We weren’t planning to watch a movie about yoga, but I’m glad we did. The movie is about Michael O’Neil’s journey as a photographer after injuring his shoulder. He utilized yoga to move through his pain and re-establish function – but the movie is so much more than this. Michael shares his movement from photographing celebrities, world leaders, and royalty to photographing the worlds esteemed yogis. We learn something from each of the yogis as well as a common thread in their dialogue about the essence of life and letting go at life’s end.
Three themes I found personally meaningful were:
- Desire is the root of all suffering. The more wants we have, the more disappointments we face. Letting go of desire leads to reduced suffering. This applies spiritually as well as materialistically. Several things fell into place for me in contemplating this Truth. If I am satisfied with the fact that a) I woke up, b) I had food to eat, c) I have work I love (even if I don’t love the politics), d) I have a warm home to come home to with a husband and three cats, e) great friends, and f) my father is still living and we will soon be celebrating his 81st birthday. Right now, this is enough. At it’s most basic, breathing is enough.
- Happiness is fleeting, but is internally infinite. There have been many books published in the past 10 years on the concept of happiness. I have many of them and find each author’s exploration interesting. However, in my work as a psychologist I’ve come to understand that the perpetual seeking of “happiness” and avoidance of painful emotion is itself problematic. We exist in times where fleeting moments of sadness, stress, and grief must be whisked away. We have an epidemic of anti-depressant, anxiolytic, and hypnotic prescription – not to mention an opioid abuse epidemic. I believe this relates to what is fed to us via tv, magazines, and social media. We live in a world where it is not okay to have anything less than positive emotion and positive experiences. Don’t get me wrong – I certainly believe there is a place for medications in mental health, but many are prescribed to wipe away painful emotions without any real diagnosis, regular monitoring of benefit, re-assessment, no questioning of harms by patients, and certainly no future plan for existing without medications (realizing this may not be possible in a small percentage of cases). It is a pharmaceutical dream and the profits of Big Pharma prove this. They’ve sold us on the notion that painful emotions are not tolerable and our happiness literature buttresses the equal and opposite – that we should strive to always be happy. For these reasons, I think I’ve become more and more enamored with acceptance and commitment therapy which utilizes strategies to help people live their values despite pain or suffering – and most of the time, when people engage with their values – they are able to shift their consciousness from suffering. It might also be the reason I am less enamored with cognitive-behavioral strategies more recently which intend to alleviate or get rid of symptoms, thoughts, and annoying behaviors. Cognitive-behavioral therapy does have an upside – overcoming avoidance – which I think is essential for reducing suffering. But just like medications, CBT, has its limitations. Most emotions are time-limited. When we learn what barriers we create to joy, peace, and meaning, we are on the path to recovery.

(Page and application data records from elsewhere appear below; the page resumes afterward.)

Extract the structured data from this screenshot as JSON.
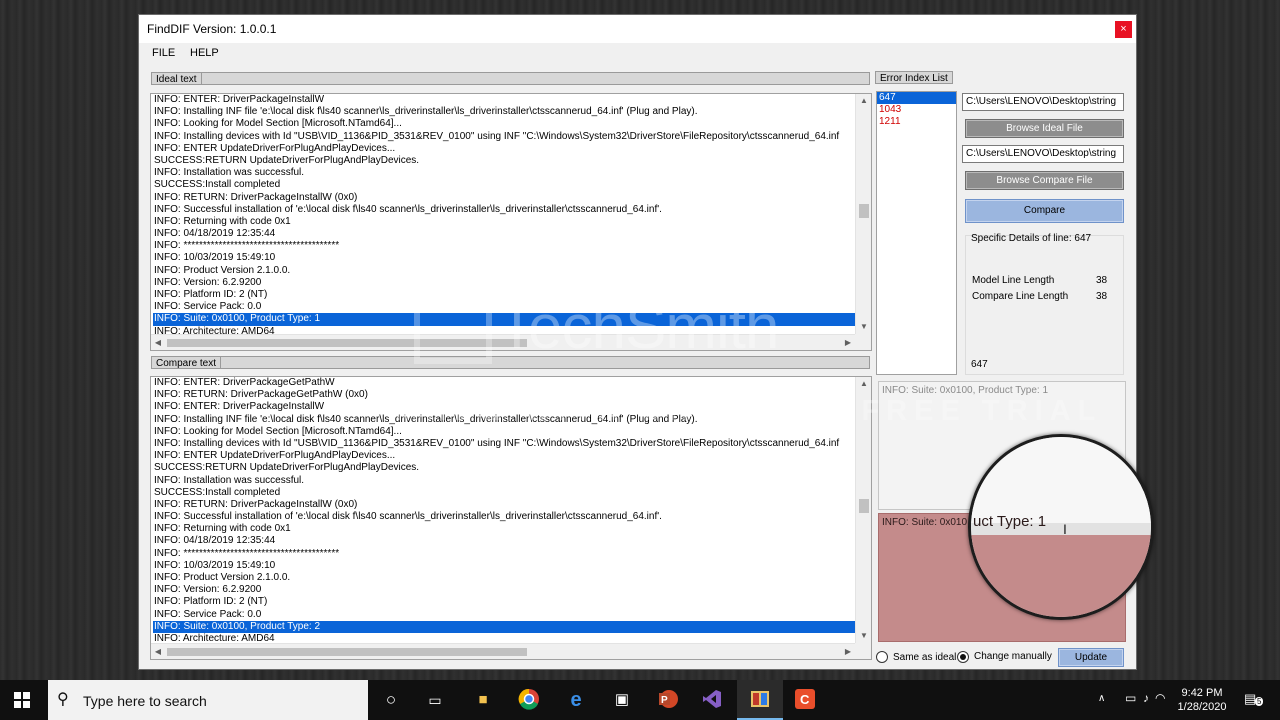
{
  "window": {
    "title": "FindDIF Version: 1.0.0.1",
    "close_glyph": "×"
  },
  "menu": {
    "file": "FILE",
    "help": "HELP"
  },
  "ideal": {
    "label": "Ideal text",
    "lines": [
      "INFO:   ENTER:  DriverPackageInstallW",
      "INFO:   Installing INF file 'e:\\local disk f\\ls40 scanner\\ls_driverinstaller\\ls_driverinstaller\\ctsscannerud_64.inf' (Plug and Play).",
      "INFO:   Looking for Model Section [Microsoft.NTamd64]...",
      "INFO:   Installing devices with Id \"USB\\VID_1136&PID_3531&REV_0100\" using INF \"C:\\Windows\\System32\\DriverStore\\FileRepository\\ctsscannerud_64.inf",
      "INFO:   ENTER UpdateDriverForPlugAndPlayDevices...",
      "SUCCESS:RETURN UpdateDriverForPlugAndPlayDevices.",
      "INFO:   Installation was successful.",
      "SUCCESS:Install completed",
      "INFO:   RETURN: DriverPackageInstallW  (0x0)",
      "INFO:   Successful installation of 'e:\\local disk f\\ls40 scanner\\ls_driverinstaller\\ls_driverinstaller\\ctsscannerud_64.inf'.",
      "INFO:   Returning with code 0x1",
      "INFO:   04/18/2019 12:35:44",
      "INFO:   ****************************************",
      "INFO:   10/03/2019 15:49:10",
      "INFO:   Product Version 2.1.0.0.",
      "INFO:   Version: 6.2.9200",
      "INFO:   Platform ID: 2 (NT)",
      "INFO:   Service Pack: 0.0",
      "INFO:   Suite: 0x0100, Product Type: 1",
      "INFO:   Architecture: AMD64"
    ],
    "selected_index": 18
  },
  "compare": {
    "label": "Compare text",
    "lines": [
      "INFO:   ENTER:  DriverPackageGetPathW",
      "INFO:   RETURN: DriverPackageGetPathW  (0x0)",
      "INFO:   ENTER:  DriverPackageInstallW",
      "INFO:   Installing INF file 'e:\\local disk f\\ls40 scanner\\ls_driverinstaller\\ls_driverinstaller\\ctsscannerud_64.inf' (Plug and Play).",
      "INFO:   Looking for Model Section [Microsoft.NTamd64]...",
      "INFO:   Installing devices with Id \"USB\\VID_1136&PID_3531&REV_0100\" using INF \"C:\\Windows\\System32\\DriverStore\\FileRepository\\ctsscannerud_64.inf",
      "INFO:   ENTER UpdateDriverForPlugAndPlayDevices...",
      "SUCCESS:RETURN UpdateDriverForPlugAndPlayDevices.",
      "INFO:   Installation was successful.",
      "SUCCESS:Install completed",
      "INFO:   RETURN: DriverPackageInstallW  (0x0)",
      "INFO:   Successful installation of 'e:\\local disk f\\ls40 scanner\\ls_driverinstaller\\ls_driverinstaller\\ctsscannerud_64.inf'.",
      "INFO:   Returning with code 0x1",
      "INFO:   04/18/2019 12:35:44",
      "INFO:   ****************************************",
      "INFO:   10/03/2019 15:49:10",
      "INFO:   Product Version 2.1.0.0.",
      "INFO:   Version: 6.2.9200",
      "INFO:   Platform ID: 2 (NT)",
      "INFO:   Service Pack: 0.0",
      "INFO:   Suite: 0x0100, Product Type: 2",
      "INFO:   Architecture: AMD64"
    ],
    "selected_index": 20
  },
  "error_index": {
    "label": "Error Index List",
    "items": [
      "647",
      "1043",
      "1211"
    ],
    "selected_index": 0
  },
  "ideal_path": "C:\\Users\\LENOVO\\Desktop\\string",
  "browse_ideal": "Browse Ideal File",
  "compare_path": "C:\\Users\\LENOVO\\Desktop\\string",
  "browse_compare": "Browse Compare File",
  "compare_button": "Compare",
  "details": {
    "heading": "Specific Details of line: 647",
    "model_label": "Model Line Length",
    "model_value": "38",
    "compare_label": "Compare Line Length",
    "compare_value": "38",
    "line_number": "647"
  },
  "ideal_line_text": "INFO:   Suite: 0x0100, Product Type: 1",
  "compare_line_text": "INFO:   Suite: 0x010",
  "magnified_text": "uct Type: 1",
  "options": {
    "same_as_ideal": "Same as ideal",
    "change_manually": "Change manually",
    "selected": "change_manually"
  },
  "update_button": "Update",
  "watermark": {
    "brand": "TechSmith",
    "registered": "®",
    "tagline": "MADE WITH CAMTASIA FREE TRIAL"
  },
  "taskbar": {
    "search_placeholder": "Type here to search",
    "search_icon": "search-icon",
    "apps": [
      "cortana-icon",
      "task-view-icon",
      "file-explorer-icon",
      "chrome-icon",
      "edge-icon",
      "store-icon",
      "powerpoint-icon",
      "visual-studio-icon",
      "finddif-icon",
      "camtasia-icon"
    ],
    "time": "9:42 PM",
    "date": "1/28/2020",
    "notification_count": "5"
  }
}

- Fear of death is the ultimate fear on which all other fears are based. This may be an essential Truth. For instance, fear of snakes, spiders, and major illness ultimately resides in the lurking fear that these specters will snatch our life from us. Fear of not finding a mate, having a child, finishing a project can all be tied to the finality of life. What I’ve seen to be equally true in practice is that the fear of living can also create suffering. So many of us have things we’d like to explore, do…be, that we postpone for another day. We procrastinate – waiting until motivation strikes, until it’s Monday, or when the New Year begins. Buddhism teaches that every moment is a new beginning. Fear of death can serve as an important entry point if it motivates you toward greater spiritual self-discovery, a value, or encourages you to overcome your fear of living the life you envision.

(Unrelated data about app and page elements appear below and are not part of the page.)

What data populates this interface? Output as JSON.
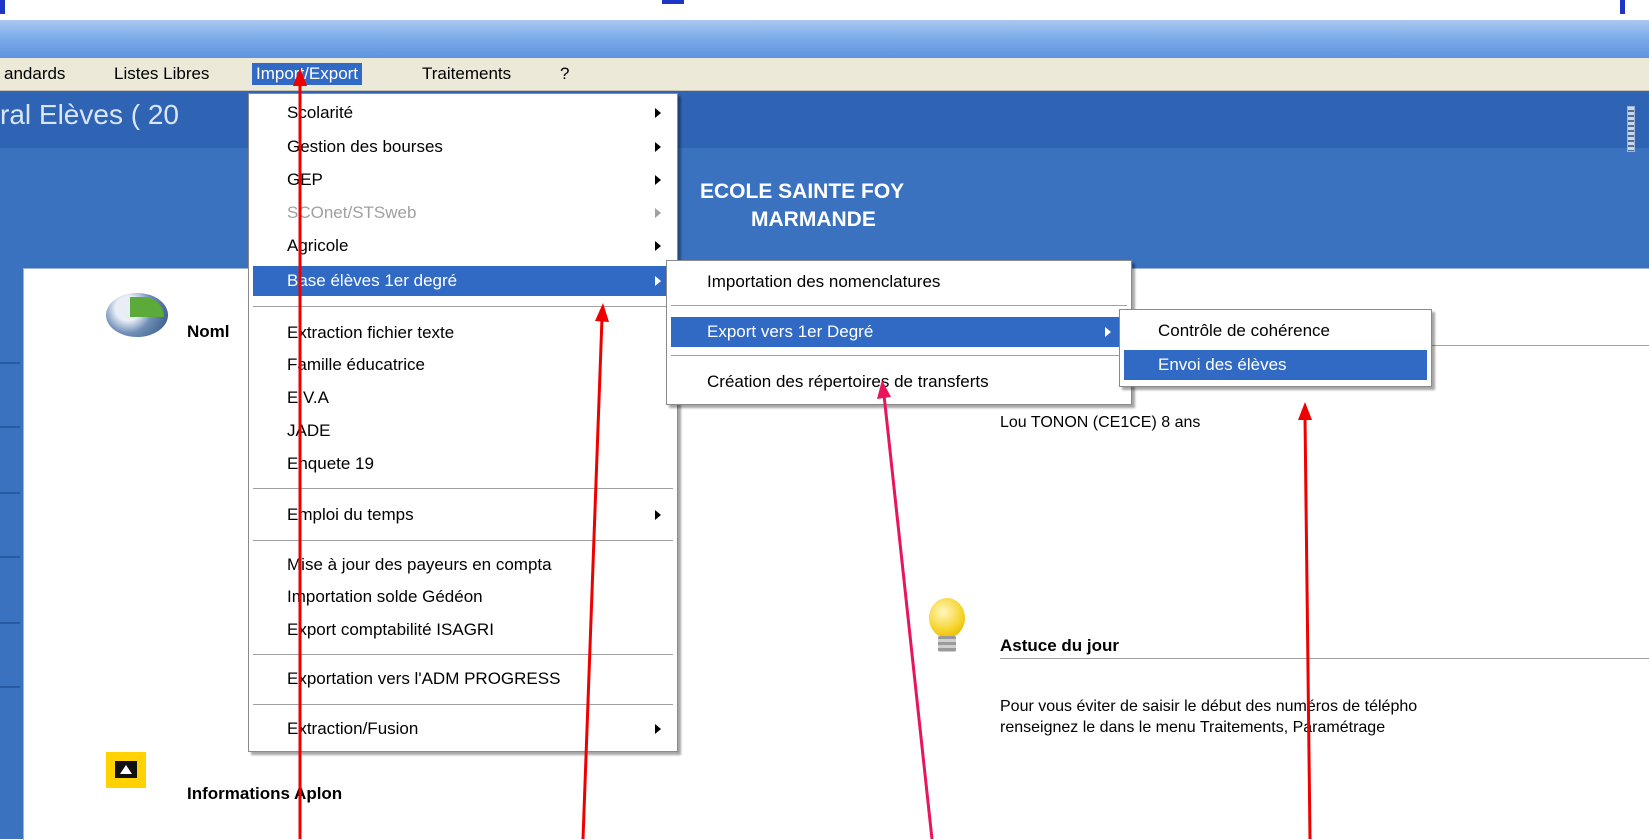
{
  "window": {
    "title_left": "ral Elèves ( 20"
  },
  "menubar": {
    "items": [
      {
        "label": "andards"
      },
      {
        "label": "Listes Libres"
      },
      {
        "label": "Import/Export"
      },
      {
        "label": "Traitements"
      },
      {
        "label": "?"
      }
    ],
    "active": "Import/Export"
  },
  "school": {
    "line1": "ECOLE SAINTE FOY",
    "line2": "MARMANDE"
  },
  "panel": {
    "nombre_heading": "Noml",
    "student_line": "Lou TONON (CE1CE) 8 ans",
    "tip_heading": "Astuce du jour",
    "tip_line1": "Pour vous éviter de saisir le début des numéros de télépho",
    "tip_line2": "renseignez le dans le menu Traitements, Paramétrage",
    "info_heading": "Informations Aplon"
  },
  "import_export_menu": {
    "items": [
      {
        "label": "Scolarité",
        "submenu": true
      },
      {
        "label": "Gestion des bourses",
        "submenu": true
      },
      {
        "label": "GEP",
        "submenu": true
      },
      {
        "label": "SCOnet/STSweb",
        "submenu": true,
        "disabled": true
      },
      {
        "label": "Agricole",
        "submenu": true
      },
      {
        "label": "Base élèves 1er degré",
        "submenu": true,
        "selected": true
      },
      {
        "label": "Extraction fichier texte"
      },
      {
        "label": "Famille éducatrice"
      },
      {
        "label": "E.V.A"
      },
      {
        "label": "JADE"
      },
      {
        "label": "Enquete 19"
      },
      {
        "label": "Emploi du temps",
        "submenu": true
      },
      {
        "label": "Mise à jour des payeurs en compta"
      },
      {
        "label": "Importation solde Gédéon"
      },
      {
        "label": "Export comptabilité ISAGRI"
      },
      {
        "label": "Exportation vers l'ADM PROGRESS"
      },
      {
        "label": "Extraction/Fusion",
        "submenu": true
      }
    ]
  },
  "base_eleves_menu": {
    "items": [
      {
        "label": "Importation des nomenclatures"
      },
      {
        "label": "Export vers 1er Degré",
        "submenu": true,
        "selected": true
      },
      {
        "label": "Création des répertoires de transferts"
      }
    ]
  },
  "export_menu": {
    "items": [
      {
        "label": "Contrôle de cohérence"
      },
      {
        "label": "Envoi des élèves",
        "selected": true
      }
    ]
  },
  "colors": {
    "menu_highlight": "#316ac5",
    "annotation_red": "#ee0000",
    "annotation_pink": "#e8155c",
    "app_blue": "#3a72c0"
  }
}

I’d be curious to hear your own reactions to this movie. What did you find most interesting, useful or motivating?